OK, OK, Green Weenie has been slow on the post. Hey, we tried to stay up and watch the Pirates stagger home to victory, but last night, the sandman won. He pitched a better game than Ross Ohlendorf.
Hey, even though the Bucs are streaking, it's not exactly been compelling baseball so far against the Dodgers. And GW is definitely way too old school to appreciate the Mardi Gras breaking out at home plate after a walk off single; he comes from the "act like you've done it before" generation.
Still, a little life after a win is not a bad thing, and the star-crossed cast from Pittsburgh may finally be finding ways to win games after spending a couple of decades losing them in every manner possible.
And a crowd of 31,000 for the night game following the opener? Well, we're impressed. Maybe all the juice hasn't been squeezed out of the region's baseball fans yet.
Yesterday's game story is pretty simple. Garrett Jones clobbered a three-run homer in the first, and the Dodgers, ever the opportunists, cashed in a trio of tallies in the fifth thanks to a wide throw by Andy LaRoche (who also made a couple of very nice plays) followed by a couple of hits.

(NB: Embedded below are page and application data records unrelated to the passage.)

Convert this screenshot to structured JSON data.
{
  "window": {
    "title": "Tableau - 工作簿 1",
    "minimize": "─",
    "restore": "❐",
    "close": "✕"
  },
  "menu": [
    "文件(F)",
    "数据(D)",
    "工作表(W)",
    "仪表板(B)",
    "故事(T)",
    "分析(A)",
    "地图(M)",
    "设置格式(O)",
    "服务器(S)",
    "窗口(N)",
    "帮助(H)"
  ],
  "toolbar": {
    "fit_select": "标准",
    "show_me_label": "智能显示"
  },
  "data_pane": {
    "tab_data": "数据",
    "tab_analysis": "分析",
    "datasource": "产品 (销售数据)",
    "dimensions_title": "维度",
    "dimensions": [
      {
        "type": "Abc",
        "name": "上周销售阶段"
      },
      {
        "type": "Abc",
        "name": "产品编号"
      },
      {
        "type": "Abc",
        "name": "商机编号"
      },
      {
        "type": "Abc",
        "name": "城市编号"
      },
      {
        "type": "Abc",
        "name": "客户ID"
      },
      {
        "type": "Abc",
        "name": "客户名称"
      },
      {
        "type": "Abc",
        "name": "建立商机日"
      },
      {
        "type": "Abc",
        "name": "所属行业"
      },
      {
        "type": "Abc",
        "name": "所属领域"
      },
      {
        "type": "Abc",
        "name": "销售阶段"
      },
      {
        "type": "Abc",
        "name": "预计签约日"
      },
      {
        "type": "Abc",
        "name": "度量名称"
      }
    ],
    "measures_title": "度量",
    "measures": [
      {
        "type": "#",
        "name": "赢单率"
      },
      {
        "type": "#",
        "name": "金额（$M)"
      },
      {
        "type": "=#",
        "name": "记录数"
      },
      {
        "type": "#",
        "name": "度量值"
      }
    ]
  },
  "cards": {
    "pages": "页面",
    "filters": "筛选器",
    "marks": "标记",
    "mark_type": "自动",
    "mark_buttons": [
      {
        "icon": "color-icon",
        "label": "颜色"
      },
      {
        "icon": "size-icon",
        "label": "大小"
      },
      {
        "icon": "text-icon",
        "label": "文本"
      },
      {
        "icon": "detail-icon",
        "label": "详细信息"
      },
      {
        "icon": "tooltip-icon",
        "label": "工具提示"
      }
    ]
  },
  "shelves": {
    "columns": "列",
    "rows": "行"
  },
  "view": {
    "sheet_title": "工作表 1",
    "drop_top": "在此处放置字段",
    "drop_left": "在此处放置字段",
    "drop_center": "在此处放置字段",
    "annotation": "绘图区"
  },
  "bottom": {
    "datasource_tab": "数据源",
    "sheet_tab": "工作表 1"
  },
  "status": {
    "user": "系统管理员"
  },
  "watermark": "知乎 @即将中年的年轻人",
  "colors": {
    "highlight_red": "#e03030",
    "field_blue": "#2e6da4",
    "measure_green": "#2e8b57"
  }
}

The Pirates left the bases loaded in the fifth; the Dodgers returned the favor when they left a runner on third with no outs in the ninth. Then Ronny Cedeno, in a nine-pitch at-bat, lined a shot over a drawn-in infield to score Lastings Milledge, and the party at the dish commenced.
But the Pirates aren't quite the 1927 Yankees. Neither Zach Duke nor Ohlendorf was particularly sharp, but they were both gamers and managed their innings quite nicely, even if surrounded by opposing runners most of the time.
The bullpen ran through more raindrops than Gene Kelly, but again, the game is decided by runs, not runners.
The offense? Well, someone better hose Garrett Jones off; three homers and six RBI in ten at-bats is sizzlin'. Andrew McCutchen has adapted to the two hole; he's hitting .444 as is the nine hitter, Ronny Cedeno, who looks like he just may make GW swallow some crow.
So's Ryan Doumit; two of his four hits have been for extra bases, and in the early going, he's been a good if unorthodox fit at clean-up.
Aki Iwamura doesn't have a hit yet, but he's taken eight of his ten at-bats to three balls, wearing down the pitcher and giving the rest of the order a good peek at the stuff they'll be looking at.
The fielding has been a bit better than expected, with some flashes of brilliance followed by moments of high comedy; but all-in-all, it's been steady enough for its nineteen innings.
Paul Maholm will try to beat the Dodgers and the rain today at 12:35.